→ WHAT IS EXPECTED:
Determine how many lines in the listing below include "kendimi", and answer with only that number.

→ DATASET:
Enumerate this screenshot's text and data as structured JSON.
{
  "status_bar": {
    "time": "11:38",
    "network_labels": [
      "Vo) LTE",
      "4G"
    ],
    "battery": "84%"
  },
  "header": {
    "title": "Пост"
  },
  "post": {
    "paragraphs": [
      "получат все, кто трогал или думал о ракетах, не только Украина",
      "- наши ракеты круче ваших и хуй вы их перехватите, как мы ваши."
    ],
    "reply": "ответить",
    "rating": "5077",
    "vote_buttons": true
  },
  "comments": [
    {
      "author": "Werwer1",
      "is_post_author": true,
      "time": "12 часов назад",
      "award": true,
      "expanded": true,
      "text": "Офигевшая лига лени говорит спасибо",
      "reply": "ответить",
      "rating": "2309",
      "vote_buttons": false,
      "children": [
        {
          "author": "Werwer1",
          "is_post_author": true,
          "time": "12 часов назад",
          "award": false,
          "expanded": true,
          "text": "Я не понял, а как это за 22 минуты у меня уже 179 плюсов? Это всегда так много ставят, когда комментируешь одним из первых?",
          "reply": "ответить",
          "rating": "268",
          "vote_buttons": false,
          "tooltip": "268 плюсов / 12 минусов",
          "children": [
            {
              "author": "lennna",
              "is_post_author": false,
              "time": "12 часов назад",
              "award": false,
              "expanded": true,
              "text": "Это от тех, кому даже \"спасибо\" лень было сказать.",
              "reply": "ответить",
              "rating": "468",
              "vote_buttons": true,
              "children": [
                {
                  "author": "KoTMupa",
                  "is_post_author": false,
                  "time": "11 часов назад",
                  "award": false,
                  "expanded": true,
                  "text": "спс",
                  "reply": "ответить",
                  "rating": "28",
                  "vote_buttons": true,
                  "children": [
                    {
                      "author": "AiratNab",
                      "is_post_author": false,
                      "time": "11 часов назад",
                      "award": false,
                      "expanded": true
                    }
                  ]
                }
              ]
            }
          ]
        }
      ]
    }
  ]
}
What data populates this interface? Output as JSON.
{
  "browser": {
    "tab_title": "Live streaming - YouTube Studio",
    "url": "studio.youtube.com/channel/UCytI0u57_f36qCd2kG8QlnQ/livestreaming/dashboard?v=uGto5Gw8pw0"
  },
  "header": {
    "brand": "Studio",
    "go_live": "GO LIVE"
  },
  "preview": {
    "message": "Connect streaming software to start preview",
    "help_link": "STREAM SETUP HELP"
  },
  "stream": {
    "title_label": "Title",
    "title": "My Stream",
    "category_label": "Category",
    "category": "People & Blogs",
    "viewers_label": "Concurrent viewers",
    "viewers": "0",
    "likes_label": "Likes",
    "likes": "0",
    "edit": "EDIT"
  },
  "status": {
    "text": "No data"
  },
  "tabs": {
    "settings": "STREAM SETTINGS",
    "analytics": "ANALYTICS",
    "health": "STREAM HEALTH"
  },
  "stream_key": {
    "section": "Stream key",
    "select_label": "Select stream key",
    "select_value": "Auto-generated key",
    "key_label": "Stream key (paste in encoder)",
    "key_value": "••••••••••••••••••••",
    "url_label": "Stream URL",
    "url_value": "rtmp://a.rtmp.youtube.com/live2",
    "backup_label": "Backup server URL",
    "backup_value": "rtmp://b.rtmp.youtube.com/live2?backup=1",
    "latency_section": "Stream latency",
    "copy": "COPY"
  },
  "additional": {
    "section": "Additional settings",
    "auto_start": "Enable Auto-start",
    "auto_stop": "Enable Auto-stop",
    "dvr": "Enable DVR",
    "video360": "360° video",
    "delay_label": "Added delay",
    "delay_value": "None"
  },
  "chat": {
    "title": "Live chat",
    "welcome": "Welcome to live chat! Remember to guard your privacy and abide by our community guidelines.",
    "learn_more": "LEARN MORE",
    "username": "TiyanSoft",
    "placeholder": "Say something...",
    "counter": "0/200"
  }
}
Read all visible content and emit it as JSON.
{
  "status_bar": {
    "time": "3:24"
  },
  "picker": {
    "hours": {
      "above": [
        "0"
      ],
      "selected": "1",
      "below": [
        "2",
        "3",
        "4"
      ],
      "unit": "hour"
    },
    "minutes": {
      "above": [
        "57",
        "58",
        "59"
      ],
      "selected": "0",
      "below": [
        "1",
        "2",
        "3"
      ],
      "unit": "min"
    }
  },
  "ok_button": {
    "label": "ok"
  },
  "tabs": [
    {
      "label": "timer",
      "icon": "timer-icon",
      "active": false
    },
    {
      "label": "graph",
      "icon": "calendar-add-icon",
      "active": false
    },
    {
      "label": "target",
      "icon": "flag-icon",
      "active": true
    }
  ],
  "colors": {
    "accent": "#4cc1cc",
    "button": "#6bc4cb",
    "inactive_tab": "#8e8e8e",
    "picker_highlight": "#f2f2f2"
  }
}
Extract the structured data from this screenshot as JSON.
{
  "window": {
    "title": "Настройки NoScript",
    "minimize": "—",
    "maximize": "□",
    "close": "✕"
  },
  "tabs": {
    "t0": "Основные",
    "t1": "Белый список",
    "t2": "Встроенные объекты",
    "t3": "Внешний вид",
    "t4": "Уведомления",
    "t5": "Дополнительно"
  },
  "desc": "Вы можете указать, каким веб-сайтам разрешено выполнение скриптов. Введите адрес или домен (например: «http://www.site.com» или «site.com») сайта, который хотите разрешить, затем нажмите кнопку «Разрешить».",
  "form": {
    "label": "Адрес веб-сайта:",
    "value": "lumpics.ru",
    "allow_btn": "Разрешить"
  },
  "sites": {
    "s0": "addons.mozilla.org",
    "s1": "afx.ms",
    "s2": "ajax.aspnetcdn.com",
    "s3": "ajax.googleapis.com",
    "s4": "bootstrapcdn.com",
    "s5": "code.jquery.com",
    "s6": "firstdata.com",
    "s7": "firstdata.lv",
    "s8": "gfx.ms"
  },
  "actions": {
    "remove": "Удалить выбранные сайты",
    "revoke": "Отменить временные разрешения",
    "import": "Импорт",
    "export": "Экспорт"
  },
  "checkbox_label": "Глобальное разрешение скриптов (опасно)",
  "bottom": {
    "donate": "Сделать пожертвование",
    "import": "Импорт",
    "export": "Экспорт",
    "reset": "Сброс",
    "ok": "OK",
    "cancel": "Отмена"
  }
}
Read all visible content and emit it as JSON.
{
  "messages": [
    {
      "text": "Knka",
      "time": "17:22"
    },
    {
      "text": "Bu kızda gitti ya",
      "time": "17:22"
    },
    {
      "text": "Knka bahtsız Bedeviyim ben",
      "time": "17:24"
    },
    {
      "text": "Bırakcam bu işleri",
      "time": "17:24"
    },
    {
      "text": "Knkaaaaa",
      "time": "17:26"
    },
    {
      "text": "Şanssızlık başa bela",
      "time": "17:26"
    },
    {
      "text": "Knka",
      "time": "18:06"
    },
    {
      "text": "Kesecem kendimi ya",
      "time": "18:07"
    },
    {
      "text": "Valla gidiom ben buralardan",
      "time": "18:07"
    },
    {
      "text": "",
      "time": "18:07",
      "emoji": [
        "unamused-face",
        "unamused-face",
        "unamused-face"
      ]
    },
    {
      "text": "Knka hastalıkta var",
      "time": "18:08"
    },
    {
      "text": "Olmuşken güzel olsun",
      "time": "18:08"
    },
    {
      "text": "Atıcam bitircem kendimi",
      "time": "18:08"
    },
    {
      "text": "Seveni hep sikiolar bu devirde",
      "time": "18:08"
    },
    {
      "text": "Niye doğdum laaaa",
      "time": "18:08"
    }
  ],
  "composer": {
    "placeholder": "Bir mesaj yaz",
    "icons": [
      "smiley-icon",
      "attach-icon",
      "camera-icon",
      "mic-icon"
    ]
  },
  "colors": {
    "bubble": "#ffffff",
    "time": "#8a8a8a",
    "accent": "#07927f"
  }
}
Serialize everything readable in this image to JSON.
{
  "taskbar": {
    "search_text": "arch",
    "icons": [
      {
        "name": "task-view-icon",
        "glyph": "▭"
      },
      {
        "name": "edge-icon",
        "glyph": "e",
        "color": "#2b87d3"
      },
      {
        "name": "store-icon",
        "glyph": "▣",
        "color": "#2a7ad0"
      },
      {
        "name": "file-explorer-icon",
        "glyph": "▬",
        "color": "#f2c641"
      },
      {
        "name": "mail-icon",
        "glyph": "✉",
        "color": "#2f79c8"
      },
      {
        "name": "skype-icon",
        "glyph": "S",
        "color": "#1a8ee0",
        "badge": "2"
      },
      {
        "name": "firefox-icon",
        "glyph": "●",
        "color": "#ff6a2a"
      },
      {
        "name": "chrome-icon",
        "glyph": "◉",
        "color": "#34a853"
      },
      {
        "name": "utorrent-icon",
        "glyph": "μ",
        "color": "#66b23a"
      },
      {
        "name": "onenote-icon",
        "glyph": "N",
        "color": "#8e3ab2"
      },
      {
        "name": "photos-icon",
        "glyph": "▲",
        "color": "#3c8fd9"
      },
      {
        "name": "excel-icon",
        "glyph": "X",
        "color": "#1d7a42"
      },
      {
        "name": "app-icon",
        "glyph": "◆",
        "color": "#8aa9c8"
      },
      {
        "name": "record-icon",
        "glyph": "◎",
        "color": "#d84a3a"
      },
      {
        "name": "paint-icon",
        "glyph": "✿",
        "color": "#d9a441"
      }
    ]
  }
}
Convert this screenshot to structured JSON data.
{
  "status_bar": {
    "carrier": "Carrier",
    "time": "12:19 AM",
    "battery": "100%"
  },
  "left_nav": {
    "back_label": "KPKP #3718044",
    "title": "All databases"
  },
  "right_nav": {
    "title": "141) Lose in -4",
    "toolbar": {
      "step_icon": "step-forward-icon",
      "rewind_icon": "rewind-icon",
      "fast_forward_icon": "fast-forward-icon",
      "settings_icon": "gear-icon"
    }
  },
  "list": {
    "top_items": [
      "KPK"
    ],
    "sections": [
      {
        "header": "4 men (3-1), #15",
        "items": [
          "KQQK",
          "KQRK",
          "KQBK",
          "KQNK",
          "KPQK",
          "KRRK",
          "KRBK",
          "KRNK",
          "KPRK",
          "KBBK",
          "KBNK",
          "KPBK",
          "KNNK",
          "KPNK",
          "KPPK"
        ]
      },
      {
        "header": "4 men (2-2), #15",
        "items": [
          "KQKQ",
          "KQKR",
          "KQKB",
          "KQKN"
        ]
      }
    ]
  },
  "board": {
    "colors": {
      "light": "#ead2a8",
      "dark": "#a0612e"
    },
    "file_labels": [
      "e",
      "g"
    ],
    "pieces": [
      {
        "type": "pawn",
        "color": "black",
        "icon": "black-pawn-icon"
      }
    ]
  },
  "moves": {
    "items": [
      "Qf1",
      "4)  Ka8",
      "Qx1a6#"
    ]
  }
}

→ WRITTEN ANSWER:
2